It would be the second tropical storm of the 2021 season, just 14 days before the Atlantic hurricane season officially began.
The second tropical depression of the season has just formed, and this - according to experts - will become Tropical Storm Bill in the next few hours.
The depression formed off the coast of North Carolina this morning. If, as expected, in a matter of hours, Bill forms, it would be the second tropical storm of this hurricane season that, according to experts, will be more active than normal.
Subtropical storm Ana formed last month off the coast of Bermuda, making 2021 the seventh year in a row that a storm strong enough to bear a name has formed even before hurricane season officially begins. In the Atlantic (which runs from June 1 to November 30 of each year).
The system, about to become Storm Bill, was announced at 10 a.m. EDT by the National Hurricane Center. So far, it bears only the name of Tropical Storm 2.
The winds are moving from the east coast of the United States to the northeast, away from land, at a speed of almost 34 kilometers per hour in sustained winds, with peaks of more than 35 kilometers per hour. The closest point on land is Cape Hatteras, North Carolina, about 170 kilometers away.
Forecasts indicate that it will become a tropical storm in the evening, increasing its intensity during the early morning to reach its peak in the morning. Since then, when entering colder waters, the system would dissipate and disappear on Wednesday morning. It is not expected that its route will put any locality at risk, although there are warnings for sailors.
But this is not the only system in the making in the Atlantic. To the west of the coasts of Africa, meteorologists are paying attention to a formation classified as a tropical wave that is generating heavy rains and thunderstorms. According to forecasts, this system will likely organize itself in the next few days and into another tropical storm.

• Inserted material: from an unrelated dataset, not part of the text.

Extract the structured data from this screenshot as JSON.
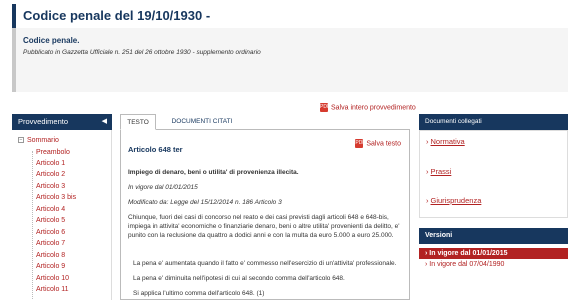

In the Gulf of Mexico, there is a disturbance generating electrical storms over the Bay of Campeche. The National Hurricane Center indicates that in the next 48 hours, there is a 20% probability that it will become a tropical storm. The odds are 60% in the next five days.
It was to be expected that there would be news about different formations in the Atlantic. The National Oceanic and Atmospheric Administration (NOAA) forecast expects between 13 and 19 named storms by the end of November. Eight could become hurricanes, and 5 of them could be Category Hurricanes. Three or more.
If the forecast comes true, we would be facing a more active season than normal, in part due to the lack of El Niño during the peak of the hurricane season. El Niño is a warm oceanic and atmospheric current in the Pacific Ocean that can influence temperatures and winds in the Atlantic. El Niño generally increases westerly winds in upper levels across the Caribbean to the Atlantic, tearing apart hurricanes before settling.
However, no one believes that 2021 will be as active as 2020, breaking all records with 12 named storms in the United States alone.